UK Climate change projections indicate that Northern Ireland may experience wetter winters, drier summers and the occurrence of more extreme weather events including intense rainfall during summer months. This may lead to an increase in the frequency and severity of damaging floods. Climate change is expected to gradually increase sea levels which will have impacts on NI’s coastline and coastal settlements.
These changing conditions will increase the risk of flooding. Communities already at risk could see an increase in the severity or frequency of flooding and other communities not currently at risk, may become affected.
The NIFRA 2018 has included analysis of the effects of Climate Change on fluvial (river), coastal and pluvial (surface water) flood sources and the resulting impacts on receptors such as people, property and infrastructure. For Northern Ireland, medium probability scenarios have been used in assessing the impacts of Climate Change on flood risk looking ahead to the 2080s time period i.e. the end of the century. Flood risk to properties may increase by 39%. Areas that are particularly susceptible to increased flood risk due to climatic changes, have been mapped and can be viewed on the ‘Flood Maps NI’ website.
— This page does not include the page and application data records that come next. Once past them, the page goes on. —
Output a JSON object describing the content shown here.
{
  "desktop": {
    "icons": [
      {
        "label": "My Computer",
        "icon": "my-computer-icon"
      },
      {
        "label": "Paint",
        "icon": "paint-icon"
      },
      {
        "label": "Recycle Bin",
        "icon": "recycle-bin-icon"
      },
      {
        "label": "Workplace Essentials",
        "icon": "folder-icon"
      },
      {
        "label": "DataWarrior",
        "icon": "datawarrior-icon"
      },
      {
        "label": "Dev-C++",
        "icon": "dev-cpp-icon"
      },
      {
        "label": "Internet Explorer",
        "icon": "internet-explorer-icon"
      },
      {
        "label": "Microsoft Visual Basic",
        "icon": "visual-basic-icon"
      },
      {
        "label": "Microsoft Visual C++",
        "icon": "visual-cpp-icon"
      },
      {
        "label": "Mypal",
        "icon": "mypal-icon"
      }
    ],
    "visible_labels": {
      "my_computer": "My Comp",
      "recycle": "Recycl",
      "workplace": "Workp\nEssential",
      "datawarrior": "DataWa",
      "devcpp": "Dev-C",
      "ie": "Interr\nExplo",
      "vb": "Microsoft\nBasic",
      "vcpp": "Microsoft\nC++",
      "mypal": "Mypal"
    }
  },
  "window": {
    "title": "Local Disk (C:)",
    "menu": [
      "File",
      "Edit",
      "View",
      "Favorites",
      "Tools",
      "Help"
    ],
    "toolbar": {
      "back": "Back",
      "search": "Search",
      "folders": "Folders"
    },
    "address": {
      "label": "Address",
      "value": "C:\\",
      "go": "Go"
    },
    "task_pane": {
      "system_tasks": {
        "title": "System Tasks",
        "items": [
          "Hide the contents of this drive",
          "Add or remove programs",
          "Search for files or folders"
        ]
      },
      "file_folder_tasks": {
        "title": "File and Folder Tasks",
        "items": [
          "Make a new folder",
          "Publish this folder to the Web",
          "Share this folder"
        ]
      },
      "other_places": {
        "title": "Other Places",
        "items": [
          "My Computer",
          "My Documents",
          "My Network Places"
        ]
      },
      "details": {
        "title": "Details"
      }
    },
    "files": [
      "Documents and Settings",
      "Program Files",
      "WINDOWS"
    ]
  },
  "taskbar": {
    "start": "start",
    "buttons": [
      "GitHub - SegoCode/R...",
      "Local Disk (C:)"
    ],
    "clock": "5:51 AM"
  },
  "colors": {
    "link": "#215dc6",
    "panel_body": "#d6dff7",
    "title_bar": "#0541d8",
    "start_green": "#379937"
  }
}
What is the Flood Risk Management Plan (FRMP)?
The Floods Directive requires a Flood Risk Management Plan to be developed for the River Basin Districts. The plan will contain objectives and measures to manage and mitigate the impacts of flooding in the APSFRs within the River Basin District.
The measures identified will be undertaken over the next 6 year cycle, to address flooding and they set out how the relevant bodies would work together with communities to reduce flood risks.
The FRMP is important in planning future flood risk management actions, promoting awareness and understanding of flood risk, and in guiding funding and resources to where the risk is greatest.